Overview: A scenic trip through the geology of the Canyonlands. This trail stays high and gives a great overall perspective of the entire southeastern corner of Canyonlands National Park.

Start: Slickrock Foot Trail Parking Area

Distance: 2.4 miles; lollipop loop

Difficulty: Moderate

Maps: USGS The Loop; Trails Illustrated Needles

Finding the trailhead: From the Needles entrance station, drive 6.4 miles and park on the right (north) side of the road at the Slickrock Foot Trail Parking Area, just before the end of the road.

Trailhead GPS: 38.177063, -109.814582

If you’re a beginner or experienced hiker with a half day to spend in the Needles District, the Slickrock Foot Trail is an excellent way to enjoy it. Many hikes in the Needles follow canyon bottoms, but this trail stays high and gives an overall perspective of the entire southeastern corner of Canyonlands National Park.

The NPS suggests this trail to inexperienced hikers so they can take a look at the entire area before deciding on their next hike. On this trail beginners also learn how to follow cairns and hike on slickrock. For the beginner who has only walked well-defined dirt trails, this hike might be a little adventuresome, but it certainly isn’t dangerous. The trail is easy to follow, with lots of cairns marking the way. Well-placed signs mark the way to four viewpoints and the point where the lollipop loop begins.

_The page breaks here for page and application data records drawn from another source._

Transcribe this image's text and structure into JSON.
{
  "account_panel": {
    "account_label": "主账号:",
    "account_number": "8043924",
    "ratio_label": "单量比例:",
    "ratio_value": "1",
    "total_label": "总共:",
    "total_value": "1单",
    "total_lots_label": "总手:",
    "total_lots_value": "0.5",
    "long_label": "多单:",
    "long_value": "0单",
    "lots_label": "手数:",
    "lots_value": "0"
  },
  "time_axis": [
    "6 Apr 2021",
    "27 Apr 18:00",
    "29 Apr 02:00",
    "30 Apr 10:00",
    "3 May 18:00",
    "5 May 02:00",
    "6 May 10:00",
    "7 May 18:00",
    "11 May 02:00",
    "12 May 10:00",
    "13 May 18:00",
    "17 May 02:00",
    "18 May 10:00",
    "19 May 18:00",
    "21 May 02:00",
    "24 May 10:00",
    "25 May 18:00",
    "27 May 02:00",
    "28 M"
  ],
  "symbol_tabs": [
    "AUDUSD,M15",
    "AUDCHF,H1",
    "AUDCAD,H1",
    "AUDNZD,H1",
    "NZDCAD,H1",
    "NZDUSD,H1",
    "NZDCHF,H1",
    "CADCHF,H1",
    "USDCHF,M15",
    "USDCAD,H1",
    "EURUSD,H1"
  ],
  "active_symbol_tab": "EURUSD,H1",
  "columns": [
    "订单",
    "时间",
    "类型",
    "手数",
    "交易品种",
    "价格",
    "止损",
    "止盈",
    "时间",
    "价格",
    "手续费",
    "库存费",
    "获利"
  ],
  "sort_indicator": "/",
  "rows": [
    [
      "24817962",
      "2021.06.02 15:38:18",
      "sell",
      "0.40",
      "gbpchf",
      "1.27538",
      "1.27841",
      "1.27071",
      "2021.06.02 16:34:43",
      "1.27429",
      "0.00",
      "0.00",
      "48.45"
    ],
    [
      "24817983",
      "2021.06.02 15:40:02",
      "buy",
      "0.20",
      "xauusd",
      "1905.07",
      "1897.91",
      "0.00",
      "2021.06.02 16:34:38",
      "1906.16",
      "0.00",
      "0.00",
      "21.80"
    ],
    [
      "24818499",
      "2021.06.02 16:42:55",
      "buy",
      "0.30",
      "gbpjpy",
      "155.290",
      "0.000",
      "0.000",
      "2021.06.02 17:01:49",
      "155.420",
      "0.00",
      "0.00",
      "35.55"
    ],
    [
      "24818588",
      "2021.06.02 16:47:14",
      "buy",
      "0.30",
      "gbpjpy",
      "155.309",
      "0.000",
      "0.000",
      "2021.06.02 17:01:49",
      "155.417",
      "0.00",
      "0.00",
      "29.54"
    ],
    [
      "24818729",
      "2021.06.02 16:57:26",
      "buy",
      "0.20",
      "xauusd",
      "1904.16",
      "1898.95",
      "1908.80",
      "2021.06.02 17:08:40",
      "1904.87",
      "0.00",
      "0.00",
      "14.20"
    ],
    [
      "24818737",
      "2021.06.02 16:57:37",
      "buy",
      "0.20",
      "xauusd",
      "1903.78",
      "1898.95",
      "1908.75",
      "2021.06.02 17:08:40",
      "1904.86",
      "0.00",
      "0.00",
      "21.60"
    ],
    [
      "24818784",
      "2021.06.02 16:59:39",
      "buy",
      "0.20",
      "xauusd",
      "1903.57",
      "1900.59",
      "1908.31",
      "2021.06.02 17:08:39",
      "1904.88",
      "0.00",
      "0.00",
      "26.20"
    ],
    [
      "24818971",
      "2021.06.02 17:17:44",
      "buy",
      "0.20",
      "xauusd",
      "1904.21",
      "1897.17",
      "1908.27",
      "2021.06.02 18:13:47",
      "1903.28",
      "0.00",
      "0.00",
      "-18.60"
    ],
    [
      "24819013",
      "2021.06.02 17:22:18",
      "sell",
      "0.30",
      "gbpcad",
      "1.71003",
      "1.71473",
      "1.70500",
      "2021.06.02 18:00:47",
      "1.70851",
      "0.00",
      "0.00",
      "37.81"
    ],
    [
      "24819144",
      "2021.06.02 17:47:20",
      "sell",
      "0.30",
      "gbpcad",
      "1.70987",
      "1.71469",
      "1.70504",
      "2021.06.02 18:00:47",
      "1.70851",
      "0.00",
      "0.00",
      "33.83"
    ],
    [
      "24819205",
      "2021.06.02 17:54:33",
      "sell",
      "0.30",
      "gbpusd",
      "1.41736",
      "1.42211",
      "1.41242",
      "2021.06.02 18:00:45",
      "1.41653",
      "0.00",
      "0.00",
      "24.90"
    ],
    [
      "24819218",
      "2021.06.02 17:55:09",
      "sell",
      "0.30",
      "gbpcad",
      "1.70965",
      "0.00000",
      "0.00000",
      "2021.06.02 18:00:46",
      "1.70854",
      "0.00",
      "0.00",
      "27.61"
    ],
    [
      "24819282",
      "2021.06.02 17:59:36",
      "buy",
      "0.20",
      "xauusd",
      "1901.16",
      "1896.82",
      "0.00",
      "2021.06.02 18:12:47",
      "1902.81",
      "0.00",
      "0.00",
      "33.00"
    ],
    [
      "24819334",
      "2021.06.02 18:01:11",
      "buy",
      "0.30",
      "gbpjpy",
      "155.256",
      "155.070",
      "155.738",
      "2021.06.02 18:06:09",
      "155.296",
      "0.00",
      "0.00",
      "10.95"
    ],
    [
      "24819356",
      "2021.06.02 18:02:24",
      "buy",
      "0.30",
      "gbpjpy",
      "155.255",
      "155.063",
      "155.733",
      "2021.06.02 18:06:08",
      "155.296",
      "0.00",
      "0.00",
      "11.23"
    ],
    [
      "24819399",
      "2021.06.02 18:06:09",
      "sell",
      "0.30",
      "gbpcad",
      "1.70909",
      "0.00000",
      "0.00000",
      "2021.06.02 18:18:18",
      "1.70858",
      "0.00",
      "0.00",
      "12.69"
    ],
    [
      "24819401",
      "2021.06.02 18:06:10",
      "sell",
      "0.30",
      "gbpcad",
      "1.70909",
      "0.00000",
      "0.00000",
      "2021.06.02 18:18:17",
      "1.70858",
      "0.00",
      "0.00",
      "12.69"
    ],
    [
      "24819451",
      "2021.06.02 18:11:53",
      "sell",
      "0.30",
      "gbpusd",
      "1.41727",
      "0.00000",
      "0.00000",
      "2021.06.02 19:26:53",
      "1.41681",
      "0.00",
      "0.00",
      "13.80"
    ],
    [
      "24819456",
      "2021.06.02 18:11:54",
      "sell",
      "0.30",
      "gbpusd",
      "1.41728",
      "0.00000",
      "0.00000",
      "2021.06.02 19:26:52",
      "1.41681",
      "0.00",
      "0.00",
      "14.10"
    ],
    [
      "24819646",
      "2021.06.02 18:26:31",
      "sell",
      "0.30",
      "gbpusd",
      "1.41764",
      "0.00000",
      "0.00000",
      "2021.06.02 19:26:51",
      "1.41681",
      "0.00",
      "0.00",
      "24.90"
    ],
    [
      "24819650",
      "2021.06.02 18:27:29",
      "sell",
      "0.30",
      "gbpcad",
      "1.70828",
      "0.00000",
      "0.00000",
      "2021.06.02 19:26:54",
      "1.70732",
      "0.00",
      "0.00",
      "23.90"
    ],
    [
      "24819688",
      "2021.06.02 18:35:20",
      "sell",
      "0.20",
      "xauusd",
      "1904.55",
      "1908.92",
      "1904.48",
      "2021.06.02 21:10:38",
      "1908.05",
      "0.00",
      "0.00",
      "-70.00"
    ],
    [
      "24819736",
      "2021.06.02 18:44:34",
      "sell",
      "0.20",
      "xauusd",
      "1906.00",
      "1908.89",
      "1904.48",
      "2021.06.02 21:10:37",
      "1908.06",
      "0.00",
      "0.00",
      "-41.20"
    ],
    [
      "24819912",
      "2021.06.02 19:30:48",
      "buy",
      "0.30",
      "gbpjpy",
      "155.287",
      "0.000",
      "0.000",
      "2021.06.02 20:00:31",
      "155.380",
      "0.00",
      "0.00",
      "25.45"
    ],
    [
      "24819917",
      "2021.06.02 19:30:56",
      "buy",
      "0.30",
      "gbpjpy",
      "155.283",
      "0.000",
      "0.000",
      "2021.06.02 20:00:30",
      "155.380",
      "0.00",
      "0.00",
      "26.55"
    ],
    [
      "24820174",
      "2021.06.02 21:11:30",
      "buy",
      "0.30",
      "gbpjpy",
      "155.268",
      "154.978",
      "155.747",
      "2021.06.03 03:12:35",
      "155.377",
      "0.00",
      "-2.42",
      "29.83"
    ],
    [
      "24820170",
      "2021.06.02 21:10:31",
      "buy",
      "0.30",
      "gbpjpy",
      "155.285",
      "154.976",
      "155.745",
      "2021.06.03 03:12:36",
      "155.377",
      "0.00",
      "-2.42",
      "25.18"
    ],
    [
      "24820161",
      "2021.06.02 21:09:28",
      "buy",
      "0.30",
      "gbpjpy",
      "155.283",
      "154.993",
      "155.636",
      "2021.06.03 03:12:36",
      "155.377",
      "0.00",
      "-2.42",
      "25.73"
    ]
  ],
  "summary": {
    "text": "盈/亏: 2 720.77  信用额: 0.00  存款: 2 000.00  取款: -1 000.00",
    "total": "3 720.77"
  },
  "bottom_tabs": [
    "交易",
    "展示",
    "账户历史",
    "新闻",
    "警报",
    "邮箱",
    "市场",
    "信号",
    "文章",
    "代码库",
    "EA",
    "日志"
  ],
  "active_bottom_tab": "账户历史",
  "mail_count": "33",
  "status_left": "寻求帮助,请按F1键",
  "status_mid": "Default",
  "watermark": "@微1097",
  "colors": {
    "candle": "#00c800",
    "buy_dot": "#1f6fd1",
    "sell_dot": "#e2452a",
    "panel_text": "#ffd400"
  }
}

Take the hike counterclockwise as indicated by an NPS sign about a half mile up the trail where the loop section of the trail begins, which is just after the first viewpoint. At this viewpoint you get a nice panoramic view of the entire region and many of the major landmarks—Six-shooter Peak, Elaterite Butte, Cathedral Butte, the La Sal Mountains, Ekker Butte, and, of course, the Needles.

The trail stays on the ridge between Little Spring Canyon and Big Spring Canyon. At the second viewpoint you can get a good view into the upper reaches of Little Spring Canyon. After the third viewpoint the trail turns west and then south. You can take a long look at the region’s namesake, the Needles, as you walk along. At the last viewpoint you can look down into massive Big Spring Canyon. In spring you might see a stream flowing in the distance far below.

After you leave the fourth viewpoint, it’s another mile or so back to the trailhead, most of the trail following the east flank of Big Spring Canyon.